Skip to main content


Worldview 8.8.12

Feminist punk group Pussy Riot members, from left, Nadezhda Tolokonnikova, Maria Alekhina and Yekaterina Samutsevich sit in a glass cage at a court room in Moscow, Russia, Wednesday, Aug. 8, 2012. (AP/Alexander Zemlianichenko)

Wednesday on Worldview:

Earlier this week the Syrian prime minister defected and over the last few days fighting has escalated in Syria’s largest city, Aleppo. Concern is growing over what might happen inside Syria if the Assad regime were to collapse, with many suggesting the country would divide along ethnic and religious lines. We’ll take a look at Syria’s various ethnic and religious groups, and examine how the uprising has affected relations among these different groups with Christina Abraham. She’s the Civil Rights Director at CAIR-Chicago and she’s working on a project to develop a radio station in Syria that will highlight minority voices.

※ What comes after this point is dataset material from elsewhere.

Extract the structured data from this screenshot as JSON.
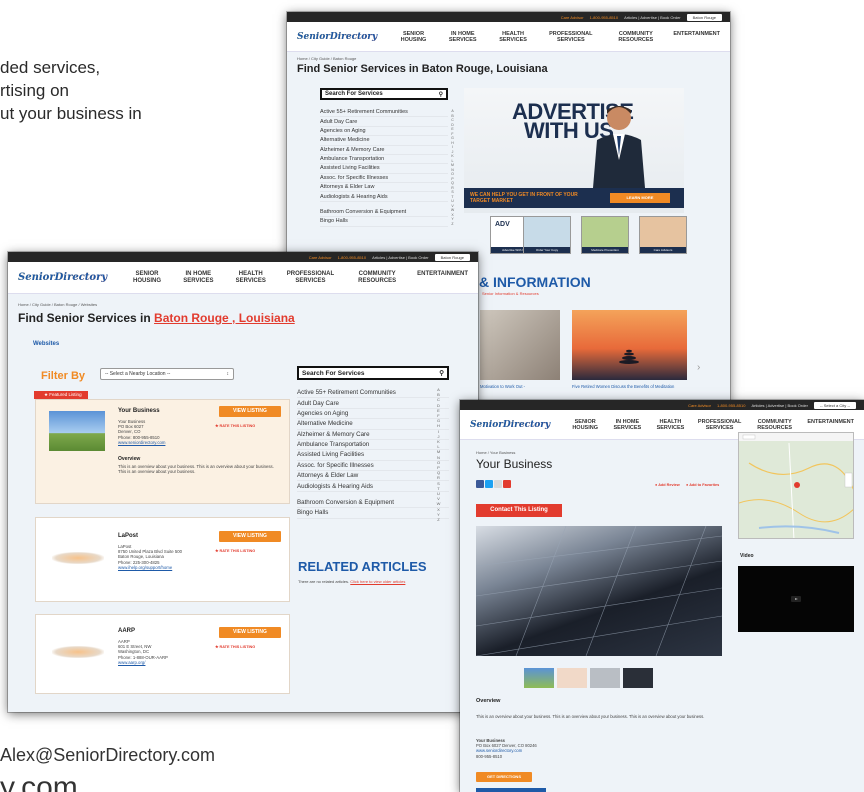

Then, members of the Russian punk band Pussy Riot are currently on trial on charges of religious hooliganism. The performance that got them into trouble in the first place took place at Moscow’s Cathedral of Christ the Savior, where band members ascended the altar and called on the Virgin Mary to "throw Putin out!" The band’s troubles highlight the increasing political power of the Russian Orthodox Church. Eighty percent of Russians identify themselves as Orthodox Christians, and in the decades since the fall of the Soviet Union, the church has gained influence and access to Russia’s most powerful politicians, including President Vladimir Putin. Writer Julia Ioffe is a reporter covering Russia for The New Republic, and has been covering the Pussy Riot trial from the courtroom. She joins Worldview to examine the intersection between religion and political power in Russia.

And in our Global Notes segment , in recognition of Jamaica’s 50th anniversary of independence, Eight Forty-Eight host Tony Sarabia stops by to highlight the island country’s greatest cultural export — reggae music — and its deep connections to Rastafari, a religious movement that at one time were considered subversive.

Get the WBEZ App

Download the best live and on-demand public radio experience. Find out more.